If you’re a small business owner or a creative person or just someone who loves to cruise blogs- you’ve probably thought about setting up your own blog or website. You’re likely to have even gone further than that and set one up already.
But here’s the thing: the web can be a really confusing place if you don’t know some basic terms to get you started. Trust me, I’ve been there. When I was in college and just discovered blog world, I had no clue whatsoever about how the internet worked. In retrospect, that’s kinda crazy. What were they teaching me school? (I’m sort of kidding- but I do wish that I had learned more about the internet and computers in general in school.)
When I get client inquiries, sometimes it’s hard to know if we’re on the same page with what terms we use to describe the web. I thought it would be helpful for all parties if I laid out some basic terms that will help you if you’re thinking about setting up a website, already have one and are ready to take it to the next level, or if you just want to know a little bit more about how your internet space is set up.
Domain. Let’s start at the beginning. Your domain name is the address that you type into your browser. For example, my domain name is katelynbrookeblog.com. You’ll notice that this is slightly different from my URL, which is http://katelynbrooke.com/. See the difference? Here’s a tip: don’t buy your domain name from GoDaddy. Just don’t do it. I’ve heard good things about Name Cheap, but to be honest I like to just buy my domain names through my hosting company (see below). I just think it’s easier that way.
CMS (Content Management System). I refer to this a lot of times as your blog’s platform, but CMS is really the better term. This is what you will use to compose and publish your blog posts. Some of the most popular for blogs are WordPress and Blogger. Typepad, Squarespace, and even Tumblr are some other examples. You might have also heard of Joombla or Drupal- those are more frequently used for corporate websites. (This infographic shows you examples of different company websites and what CMS they use.)
Web hosting. Your website is made up of a series files. Those files have to be hosted somewhere on a server in order for it to be accessible on the internet. That’s where hosting companies come in. You pay a hosting company for space on their server so that your website can exist. If it’s a good hosting company they’ll provide a little bit of support in case you come across any issues- this website stuff can be complicated! I use RFE Hosting, and I totally recommend them!
Theme. It’s hard to define a theme, because they all vary so much for each other. I want to say that themes are like the paper clothes for your paper doll, but more advanced themes (like the Genesis Framework, which is what I use) are so much more than that. Themes can add functionality to your site, and different themes require varying levels of coding skill to control.
Sometimes people purchase themes with a premade design to give their site a makeover without having to hire a designer, which is a great option if you have a lower budget. However, if you plan on hiring a designer in the near future, hold off on purchasing a theme because chances are they’ll want to design your site the way that they want to, and the money that you spent on your theme will essentially be lost.
See also child theme. A child theme is a theme that you install on top of another theme. Genesis uses child themes.

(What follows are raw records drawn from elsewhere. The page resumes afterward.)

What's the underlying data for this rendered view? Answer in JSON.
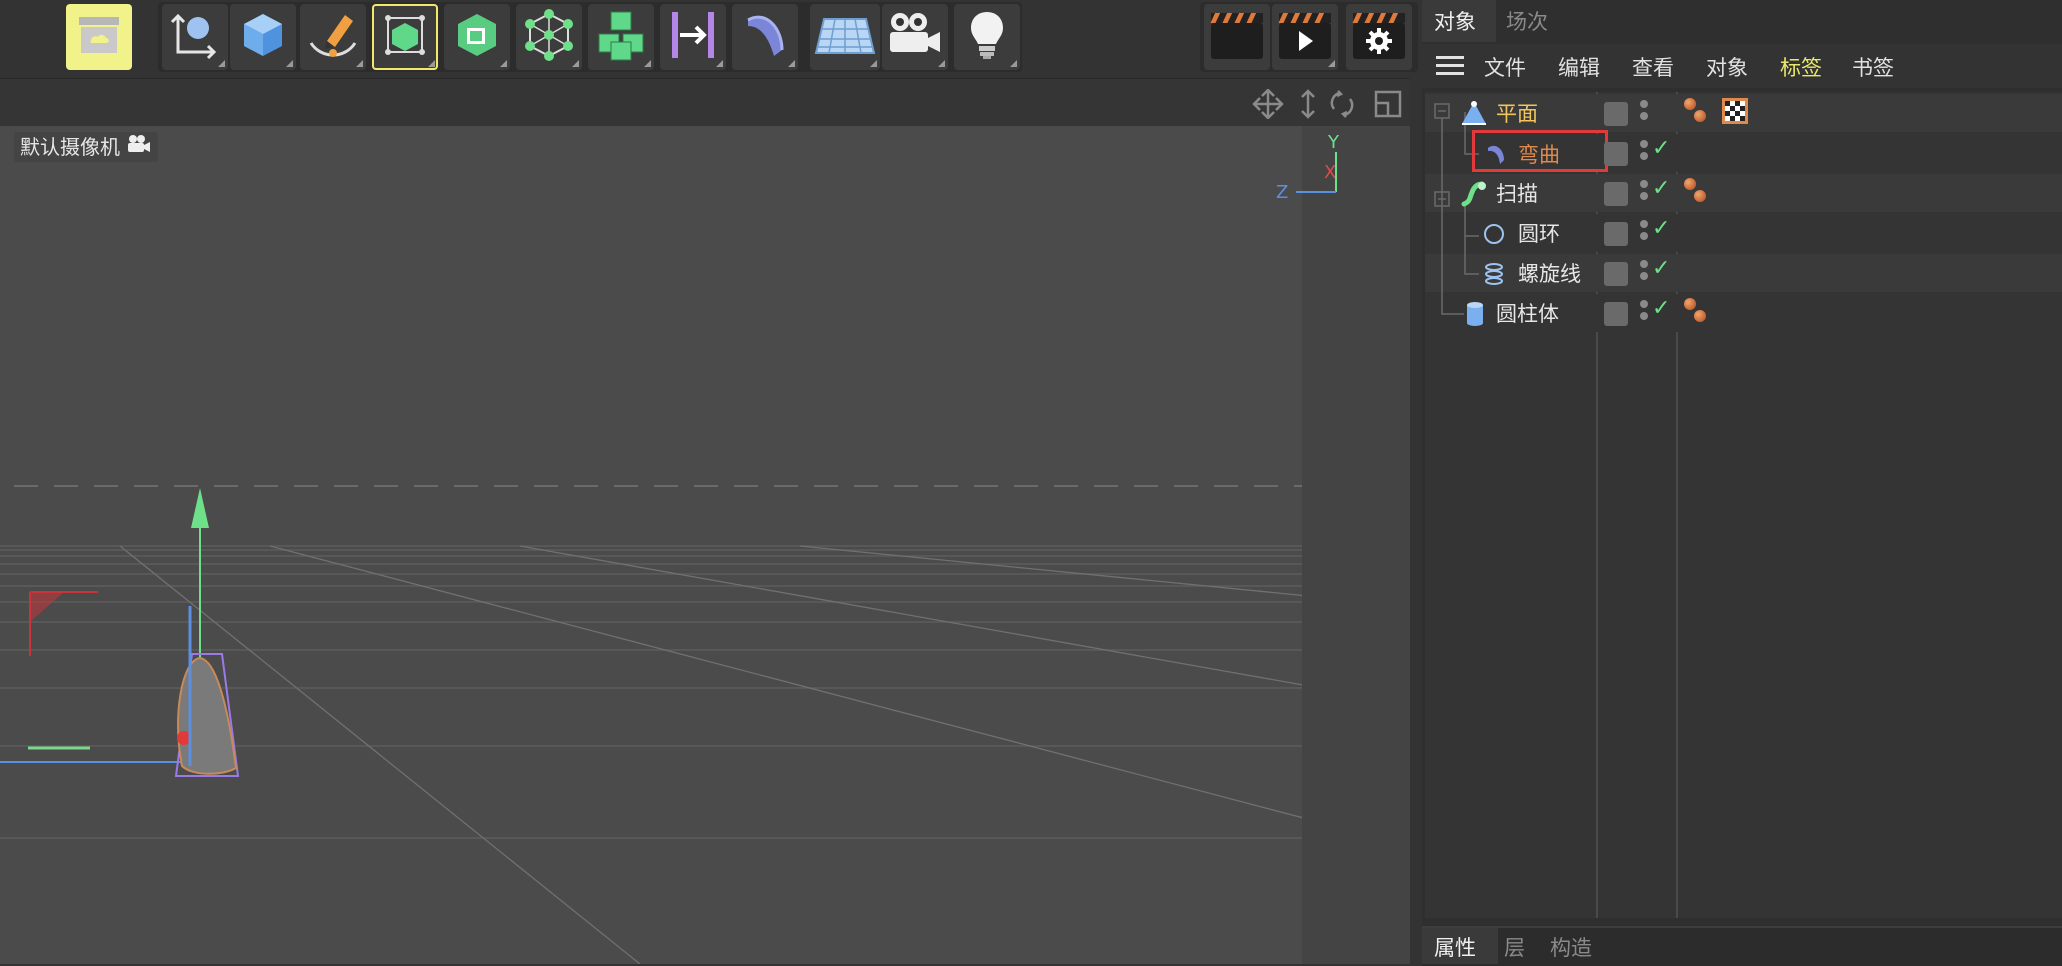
{
  "toolbar": {
    "buttons": [
      {
        "name": "undo-archive-icon"
      },
      {
        "name": "coordinate-system-icon"
      },
      {
        "name": "cube-icon"
      },
      {
        "name": "pen-spline-icon"
      },
      {
        "name": "subdivision-surface-icon"
      },
      {
        "name": "extrude-icon"
      },
      {
        "name": "polygon-structure-icon"
      },
      {
        "name": "cloner-icon"
      },
      {
        "name": "symmetry-icon"
      },
      {
        "name": "bend-deformer-icon"
      },
      {
        "name": "floor-grid-icon"
      },
      {
        "name": "camera-icon"
      },
      {
        "name": "light-icon"
      },
      {
        "name": "render-region-icon"
      },
      {
        "name": "render-play-icon"
      },
      {
        "name": "render-settings-icon"
      }
    ]
  },
  "viewport": {
    "camera_label": "默认摄像机",
    "axis_labels": {
      "y": "Y",
      "x": "X",
      "z": "Z"
    },
    "nav_icons": [
      "move-view-icon",
      "pan-view-icon",
      "rotate-view-icon",
      "maximize-view-icon"
    ]
  },
  "object_manager": {
    "tabs": [
      {
        "label": "对象",
        "active": true
      },
      {
        "label": "场次",
        "active": false
      }
    ],
    "menu": [
      {
        "label": "文件",
        "highlight": false
      },
      {
        "label": "编辑",
        "highlight": false
      },
      {
        "label": "查看",
        "highlight": false
      },
      {
        "label": "对象",
        "highlight": false
      },
      {
        "label": "标签",
        "highlight": true
      },
      {
        "label": "书签",
        "highlight": false
      }
    ],
    "objects": [
      {
        "label": "平面",
        "icon": "plane-icon",
        "color": "#f2c55c",
        "check": false,
        "tags": [
          "material-tag",
          "checker-tag"
        ]
      },
      {
        "label": "弯曲",
        "icon": "bend-deformer-icon",
        "color": "#e0894d",
        "check": true,
        "tags": [],
        "selected_box": true
      },
      {
        "label": "扫描",
        "icon": "sweep-icon",
        "color": "#e6e6e6",
        "check": true,
        "tags": [
          "material-tag"
        ]
      },
      {
        "label": "圆环",
        "icon": "circle-spline-icon",
        "color": "#e6e6e6",
        "check": true,
        "tags": []
      },
      {
        "label": "螺旋线",
        "icon": "helix-spline-icon",
        "color": "#e6e6e6",
        "check": true,
        "tags": []
      },
      {
        "label": "圆柱体",
        "icon": "cylinder-icon",
        "color": "#e6e6e6",
        "check": true,
        "tags": [
          "material-tag"
        ]
      }
    ]
  },
  "attribute_tabs": [
    {
      "label": "属性",
      "active": true
    },
    {
      "label": "层",
      "active": false
    },
    {
      "label": "构造",
      "active": false
    }
  ],
  "colors": {
    "accent_yellow": "#f2e86b",
    "highlight_red": "#e23a3a",
    "check_green": "#6fe08a"
  }
}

When I design a site, I’m actually not touching Genesis- I use a child theme to style the site while still using the basic framework. This makes it so that updates can be made to the overall framework without affecting the design of a site. You can read more about child themes on the Studiopress site.
Wireframe. I don’t really use wireframes much except for my own personal use, but a wireframe is a rough sketch or diagram about how a website will flow. It’s not about the styling, it’s about the spatial positioning of elements on a page.

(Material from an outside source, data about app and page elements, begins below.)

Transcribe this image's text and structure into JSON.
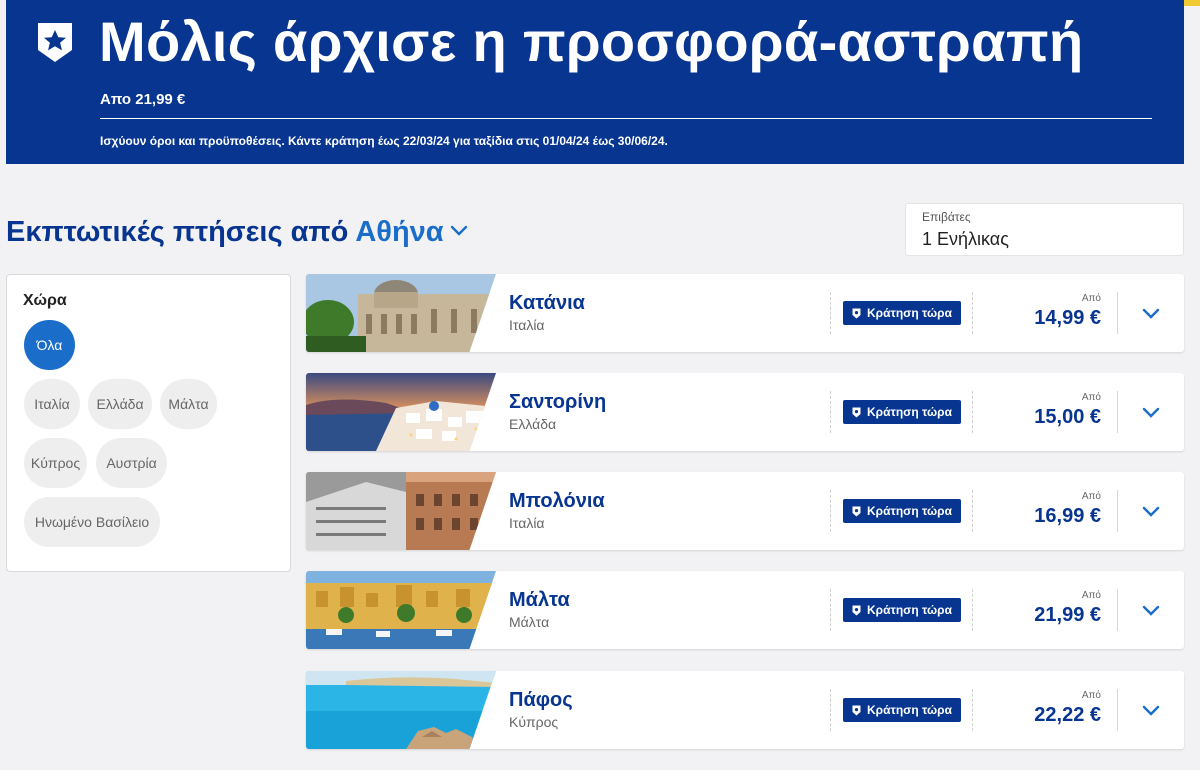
{
  "colors": {
    "brand_navy": "#073590",
    "accent_blue": "#1a6ec9",
    "yellow": "#f1c933"
  },
  "banner": {
    "badge_icon": "star-shield-icon",
    "title": "Μόλις άρχισε η προσφορά-αστραπή",
    "from_price": "Απο 21,99 €",
    "terms": "Ισχύουν όροι και προϋποθέσεις. Κάντε κράτηση έως 22/03/24 για ταξίδια στις 01/04/24 έως 30/06/24."
  },
  "heading": {
    "prefix": "Εκπτωτικές πτήσεις από ",
    "city": "Αθήνα",
    "icon": "chevron-down-icon"
  },
  "passengers": {
    "label": "Επιβάτες",
    "value": "1 Ενήλικας"
  },
  "filter": {
    "label": "Χώρα",
    "chips": [
      "Όλα",
      "Ιταλία",
      "Ελλάδα",
      "Μάλτα",
      "Κύπρος",
      "Αυστρία",
      "Ηνωμένο Βασίλειο"
    ],
    "selected": "Όλα"
  },
  "destinations": [
    {
      "city": "Κατάνια",
      "country": "Ιταλία",
      "book_label": "Κράτηση τώρα",
      "from_label": "Από",
      "price": "14,99 €"
    },
    {
      "city": "Σαντορίνη",
      "country": "Ελλάδα",
      "book_label": "Κράτηση τώρα",
      "from_label": "Από",
      "price": "15,00 €"
    },
    {
      "city": "Μπολόνια",
      "country": "Ιταλία",
      "book_label": "Κράτηση τώρα",
      "from_label": "Από",
      "price": "16,99 €"
    },
    {
      "city": "Μάλτα",
      "country": "Μάλτα",
      "book_label": "Κράτηση τώρα",
      "from_label": "Από",
      "price": "21,99 €"
    },
    {
      "city": "Πάφος",
      "country": "Κύπρος",
      "book_label": "Κράτηση τώρα",
      "from_label": "Από",
      "price": "22,22 €"
    }
  ]
}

Mock-Up. This is when you lay out how the website will look as closely as you can to what it will actually look like, in Photoshop or Illustrator. Basically, it’s the design of the website without having to code it. I only use mock-ups sometimes- it really depends on how clear of an idea the client has about the layout of their site. Sometimes I skip the mock-up and go straight for the test site!
Responsive design. This term gets thrown around a lot, and it’s easy to assume that this means that you can view your website on a mobile device. This isn’t true- you can view your web design on mobile devices without it being responsive (in fact, there are some circumstances where I think it makes sense to not be responsive.) A responsive web design is one that changes based on the size of the screen that it is being viewed on- it is not specific to any particular device. You can test to see if a website is responsive by dragging the edge of your browser inward and seeing if it changes (mine does- try it out!) Edit: mine used to, but is no longer responsive as of January 2014.
Responsive design is complicated because it means that the designer has to anticipate all browser sizes, and detect any issues that may arise. Some designs are more responsive than others- you’ll notice that my blog has to get to a certain width before it will start to change. It all depends on the needs of your website and who will be viewing it. If you want to learn more, check out this article.
Did I miss something? Ask away in the comments! Also- when I was writing this post I Googled a lot of these and Wikipedia always had a great answer. I forget to look stuff up sometimes- there’s always so much information out there!
Also, I’m making an announcement tomorrow, and my email subscribers will get some behind the scenes info- make sure you’re signed up!
This post contains affiliate links, meaning that if you purchase web hosting or a theme through my links I get a small commission. Please rest assured that I only recommend products like this that I use and love myself.